◆ Supplied entries:
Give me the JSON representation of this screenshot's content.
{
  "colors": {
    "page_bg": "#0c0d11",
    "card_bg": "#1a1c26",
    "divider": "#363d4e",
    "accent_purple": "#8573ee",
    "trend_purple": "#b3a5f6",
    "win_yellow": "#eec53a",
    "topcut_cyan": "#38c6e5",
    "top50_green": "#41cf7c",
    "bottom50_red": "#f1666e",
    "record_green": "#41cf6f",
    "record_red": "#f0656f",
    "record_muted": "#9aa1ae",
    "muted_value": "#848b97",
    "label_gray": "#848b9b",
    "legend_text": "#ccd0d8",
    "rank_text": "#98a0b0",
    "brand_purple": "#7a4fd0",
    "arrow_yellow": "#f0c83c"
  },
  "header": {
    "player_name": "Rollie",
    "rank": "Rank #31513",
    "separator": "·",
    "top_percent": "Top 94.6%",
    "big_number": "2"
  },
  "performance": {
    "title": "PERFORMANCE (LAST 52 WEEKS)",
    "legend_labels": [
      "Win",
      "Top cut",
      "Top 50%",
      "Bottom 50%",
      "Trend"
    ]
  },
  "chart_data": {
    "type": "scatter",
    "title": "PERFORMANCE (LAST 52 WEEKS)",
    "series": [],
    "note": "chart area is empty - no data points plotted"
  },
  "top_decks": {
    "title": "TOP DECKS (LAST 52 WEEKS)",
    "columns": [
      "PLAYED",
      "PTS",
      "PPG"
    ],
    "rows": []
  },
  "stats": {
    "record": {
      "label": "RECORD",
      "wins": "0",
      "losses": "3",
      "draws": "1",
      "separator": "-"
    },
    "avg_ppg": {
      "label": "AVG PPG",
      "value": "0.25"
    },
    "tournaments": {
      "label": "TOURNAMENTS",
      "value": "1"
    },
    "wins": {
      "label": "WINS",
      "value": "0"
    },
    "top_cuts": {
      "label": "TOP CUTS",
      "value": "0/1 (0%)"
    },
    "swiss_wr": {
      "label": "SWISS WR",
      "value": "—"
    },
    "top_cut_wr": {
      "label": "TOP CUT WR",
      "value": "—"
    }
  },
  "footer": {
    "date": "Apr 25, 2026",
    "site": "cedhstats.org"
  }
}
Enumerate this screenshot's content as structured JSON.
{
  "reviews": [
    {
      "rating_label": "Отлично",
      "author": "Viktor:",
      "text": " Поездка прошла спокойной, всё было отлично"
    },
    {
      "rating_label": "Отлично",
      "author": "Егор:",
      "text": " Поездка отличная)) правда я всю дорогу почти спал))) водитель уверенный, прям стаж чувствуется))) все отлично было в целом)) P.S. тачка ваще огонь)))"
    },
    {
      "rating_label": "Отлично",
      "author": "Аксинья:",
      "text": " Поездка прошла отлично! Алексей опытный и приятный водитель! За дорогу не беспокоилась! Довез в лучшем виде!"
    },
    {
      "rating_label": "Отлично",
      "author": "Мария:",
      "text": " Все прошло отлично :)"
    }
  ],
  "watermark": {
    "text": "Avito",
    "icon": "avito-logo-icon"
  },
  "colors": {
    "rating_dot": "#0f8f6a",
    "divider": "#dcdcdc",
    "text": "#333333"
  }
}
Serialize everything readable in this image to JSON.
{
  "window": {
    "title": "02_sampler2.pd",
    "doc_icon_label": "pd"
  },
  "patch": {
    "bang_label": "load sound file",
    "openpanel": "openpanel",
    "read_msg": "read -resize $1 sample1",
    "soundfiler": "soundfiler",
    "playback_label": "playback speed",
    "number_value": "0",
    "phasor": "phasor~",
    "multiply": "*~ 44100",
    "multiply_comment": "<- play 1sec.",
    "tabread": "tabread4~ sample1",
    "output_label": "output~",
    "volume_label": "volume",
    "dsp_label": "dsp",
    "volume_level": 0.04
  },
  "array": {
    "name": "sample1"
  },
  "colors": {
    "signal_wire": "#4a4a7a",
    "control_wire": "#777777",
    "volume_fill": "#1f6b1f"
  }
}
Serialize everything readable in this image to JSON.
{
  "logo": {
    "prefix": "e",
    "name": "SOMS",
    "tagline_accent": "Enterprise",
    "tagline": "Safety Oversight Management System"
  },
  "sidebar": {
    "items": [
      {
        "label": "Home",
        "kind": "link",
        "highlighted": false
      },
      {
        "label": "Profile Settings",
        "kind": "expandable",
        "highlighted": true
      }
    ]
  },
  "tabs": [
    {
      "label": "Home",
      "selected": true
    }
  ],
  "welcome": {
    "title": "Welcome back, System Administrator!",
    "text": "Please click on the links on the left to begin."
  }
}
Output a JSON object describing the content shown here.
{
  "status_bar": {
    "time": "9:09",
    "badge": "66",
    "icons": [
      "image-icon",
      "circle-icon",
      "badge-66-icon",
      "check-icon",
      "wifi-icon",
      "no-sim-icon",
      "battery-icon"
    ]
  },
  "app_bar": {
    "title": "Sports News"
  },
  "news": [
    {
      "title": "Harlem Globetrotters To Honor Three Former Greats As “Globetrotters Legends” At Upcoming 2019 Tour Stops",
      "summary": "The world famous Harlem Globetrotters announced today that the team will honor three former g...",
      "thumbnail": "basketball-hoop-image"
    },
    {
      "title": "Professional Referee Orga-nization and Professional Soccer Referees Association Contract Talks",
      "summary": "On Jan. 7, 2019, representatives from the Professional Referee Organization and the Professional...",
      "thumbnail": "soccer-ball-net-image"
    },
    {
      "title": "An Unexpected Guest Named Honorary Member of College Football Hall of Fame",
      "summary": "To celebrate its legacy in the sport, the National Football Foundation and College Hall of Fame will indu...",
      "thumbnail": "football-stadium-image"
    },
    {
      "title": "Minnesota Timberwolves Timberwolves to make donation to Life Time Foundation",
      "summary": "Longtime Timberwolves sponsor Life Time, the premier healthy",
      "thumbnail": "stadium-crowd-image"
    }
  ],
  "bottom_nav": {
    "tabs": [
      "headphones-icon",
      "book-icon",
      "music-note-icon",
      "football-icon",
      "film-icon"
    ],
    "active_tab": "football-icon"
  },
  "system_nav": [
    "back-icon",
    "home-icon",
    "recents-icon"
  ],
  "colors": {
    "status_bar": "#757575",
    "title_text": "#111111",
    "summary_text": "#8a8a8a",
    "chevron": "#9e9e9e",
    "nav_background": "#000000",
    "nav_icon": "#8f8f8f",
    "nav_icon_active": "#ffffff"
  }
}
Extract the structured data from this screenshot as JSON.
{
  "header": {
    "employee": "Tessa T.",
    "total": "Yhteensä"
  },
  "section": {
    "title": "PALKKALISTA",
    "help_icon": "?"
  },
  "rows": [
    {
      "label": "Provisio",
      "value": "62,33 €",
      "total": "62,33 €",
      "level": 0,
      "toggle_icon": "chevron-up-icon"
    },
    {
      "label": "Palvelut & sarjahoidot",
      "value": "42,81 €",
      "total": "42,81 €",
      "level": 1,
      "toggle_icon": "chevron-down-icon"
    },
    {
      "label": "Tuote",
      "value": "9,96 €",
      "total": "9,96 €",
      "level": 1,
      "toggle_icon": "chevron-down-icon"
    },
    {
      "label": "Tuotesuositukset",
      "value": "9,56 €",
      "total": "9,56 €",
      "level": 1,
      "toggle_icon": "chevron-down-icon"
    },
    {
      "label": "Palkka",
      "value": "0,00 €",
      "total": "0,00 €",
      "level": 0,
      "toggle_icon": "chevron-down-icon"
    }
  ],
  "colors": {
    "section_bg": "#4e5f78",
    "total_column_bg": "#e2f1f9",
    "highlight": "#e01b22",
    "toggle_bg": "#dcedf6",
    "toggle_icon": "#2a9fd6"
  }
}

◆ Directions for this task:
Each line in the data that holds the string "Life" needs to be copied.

◆ Written solution:
      "title": "Minnesota Timberwolves Timberwolves to make donation to Life Time Foundation",
      "summary": "Longtime Timberwolves sponsor Life Time, the premier healthy",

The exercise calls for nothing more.